The petition argues that HB 1723 is barred by the Supremacy Clause because the law “explicitly discriminates against the United States and those with whom it deals,” and §3172 does not clearly and unambiguously allow such discrimination. While differences in the nature of the work may justify differential treatment, the United States argues that HB 1723 does not classify workers based on job site or job responsibilities but instead classifies workers based solely on whether they are federal contractors. In fact, according to the Government, HB 1723 “excludes private and state workers who perform hazardous duties at Hanford, while covering federal-contract-worker[s] . . . who ‘do not enter hazardous waste sites or radiological areas.’” As for §3172(a), the Government argues that nothing in that statute “suggests that States may apply workers’ compensation laws that discriminate against the federal government”; rather, §3172(a) merely allows states to apply to federal facilities workers’ compensation laws that are already applicable to non-federal facilities. Goodyear Atomic, the Government maintains, “reflects the same understanding,” for in that case the Court explained that “the statute ‘compels the same workers’ compensation award for an employee injured at a federally owned facility as the employee would receive if working for a wholly private facility.’” At the very least, says the Government, §3172(a) lacks “the ‘clear and unambiguous’ authorization necessary to waive the United States’ intergovernmental immunity from discrimination against itself or those with whom it deals” because §3172(a) has at least two plausible interpretations. The Government rejects the idea that §3172(a) allows a court to consider whether a state could enact the same scheme and apply it to nonfederal facilities because the statute’s text “specifically addresses the powers not of state legislatures, but of the state administrative officials who ‘enforc[e] and requir[e] compliance with’ existing workers’ compensation laws.” Moreover, that Congress may have used more explicit nondiscrimination language in other statutes does not establish that §3172(a) clearly and unambiguously authorizes discriminatory treatment.

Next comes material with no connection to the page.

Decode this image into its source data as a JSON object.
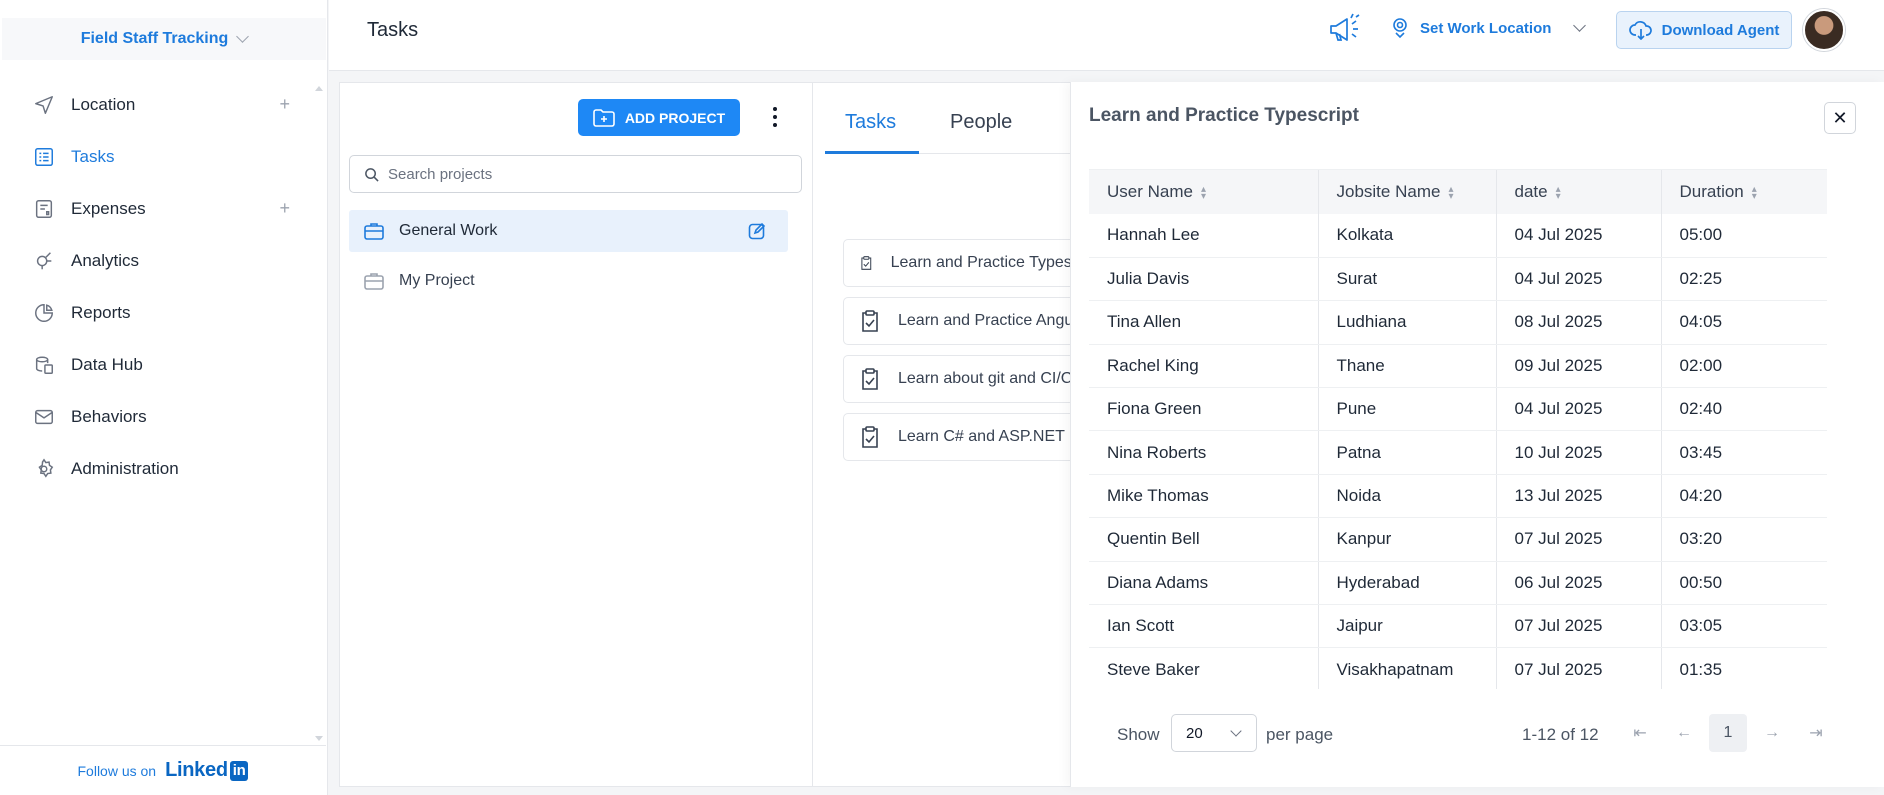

[Editor’s note: Some of the language in the background section of the summary above was taken from the petition for writ of certiorari and brief in opposition.]